Alaska, Canada conduct joint acrctic SAREX
By Tech. Sgt. John Gordinier
Alaskan Command Public Affairs
Nov. 4, 2013 —
JOINT BASE ELMENDORF-RICHARDSON, Alaska -- More
than 100 servicemembers from the Alaska National Guard, U.S. Army
Alaska, Canadian Joint Operations Command and Joint Task Force-Alaska
joined together to participate in an Arctic Search and Rescue Exercise
in Anchorage and Fort Greeley, Alaska, Oct. 30-31.
"The goal of the exercise was to test the interoperability of U.S. and
Canadian SAR forces and equipment in an Arctic SAR response," said Mr.
Jeff Fee, chief of the JTF-AK Training and Exercises Directorate. "It
helped ensure we can successfully carry out our mission, improves our
collective ability to operate in humanitarian missions such as SAR and
builds a framework for international cooperation."
The team responded to a simulated aircraft crash near the Alaska - Canada border where 30 survivors were rescued.
Why this scenario and why Alaska? Unfortunately, it is not uncommon for
people in Alaska to fly or boat to remote towns and villages under
unpredictable weather conditions and experiencing challenging terrain.
According to Air and Space Magazine, more small, private aircraft
crashes occur here than in any other state.
The exercise was staged out of Joint Base Elmendorf-Richardson in
Anchorage, Alaska, but the exercise was conducted in the vicinity of
Fort Greely, Alaska, with multiple aircraft from different units
The responding aircraft included a combination of U.S. and Canadian
aircraft. Helicopter participation was U.S. HH-60, UH-60, CH-47 and a
Canadian CH-149. Fixed wing participation included multiple versions of
U.S. and Canadian C-130 SAR and airlift aircraft, as well as a U.S.
C-17. U.S. combat rescue officers, pararescue personnel and Canadian SAR
technicians responded along with U.S. and Canadian Army support
personnel. The teams worked together to locate the crash site, provide
necessary resources to the scene such as the Arctic Sustainment Package,
rescue the survivors and render medical aid.
The Arctic Sustainment Package is a capability in development and is
being exercised in a "proof of concept" status, said Mr. Paul
VanderWeide, JTF-AK SAR Program Manager. The concept is to rapidly
deploy survival, sustainment and medical capability to survivors in
remote Arctic conditions via fixed wing aircraft in order to keep them
alive until they can be rescued by helicopter or surface vehicles.
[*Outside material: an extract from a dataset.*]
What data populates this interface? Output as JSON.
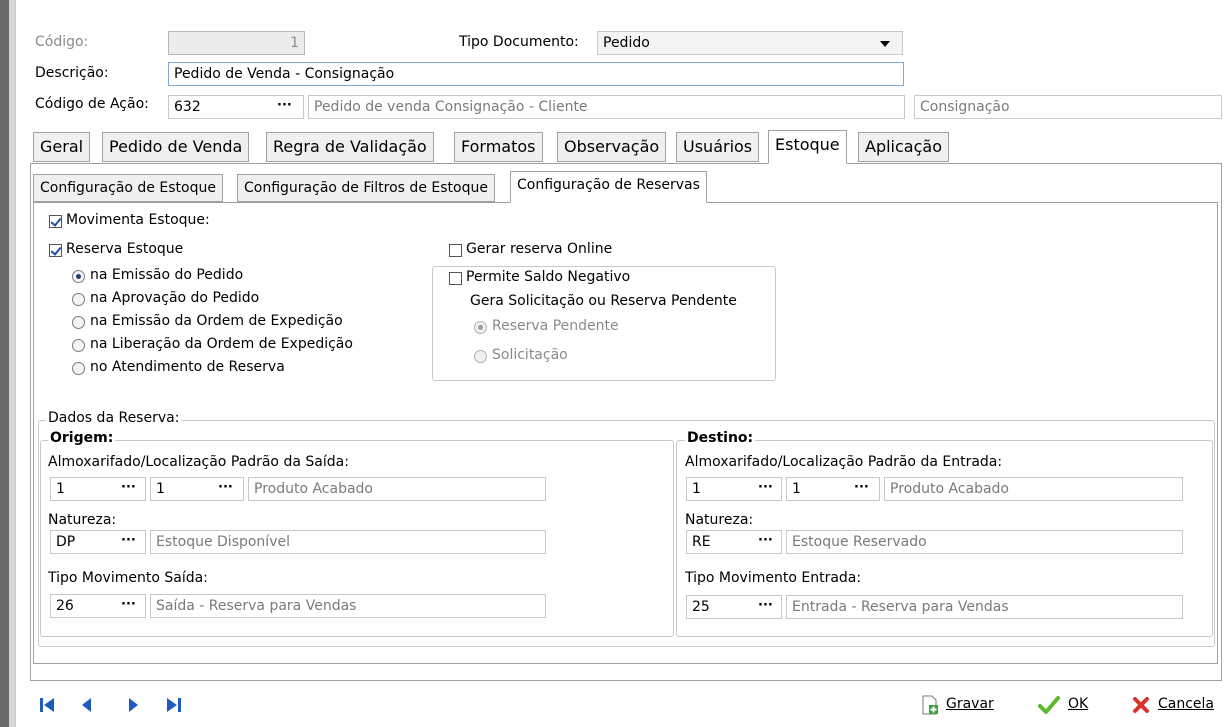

The package can keep up to 25 survivors alive for 72 hours and include
life support items such as food, water, tents, generators, survival
suits and medical equipment and paramedics, explained Mr. VanderWeide.
"This exercise builds on the historic cooperation between U.S.
servicemembers and our neighbors in Canada to perform together, react to
a tragedy, and save lives, This exercise is a superb example of the
teamwork required to successfully accomplish the SAR mission in the vast
and unforgiving Arctic region," said Lt. Col. Karl Westerlund, Director
of the Alaska Rescue Coordination Center
"A robust Arctic SAR capability is essential, we are showing in this
exercise a practical example of how our response capability can be
used," concluded Mr. VanderWeide. "When called upon, the Joint, Total
Force Team of Alaska alongside our Canadian counterparts will be ready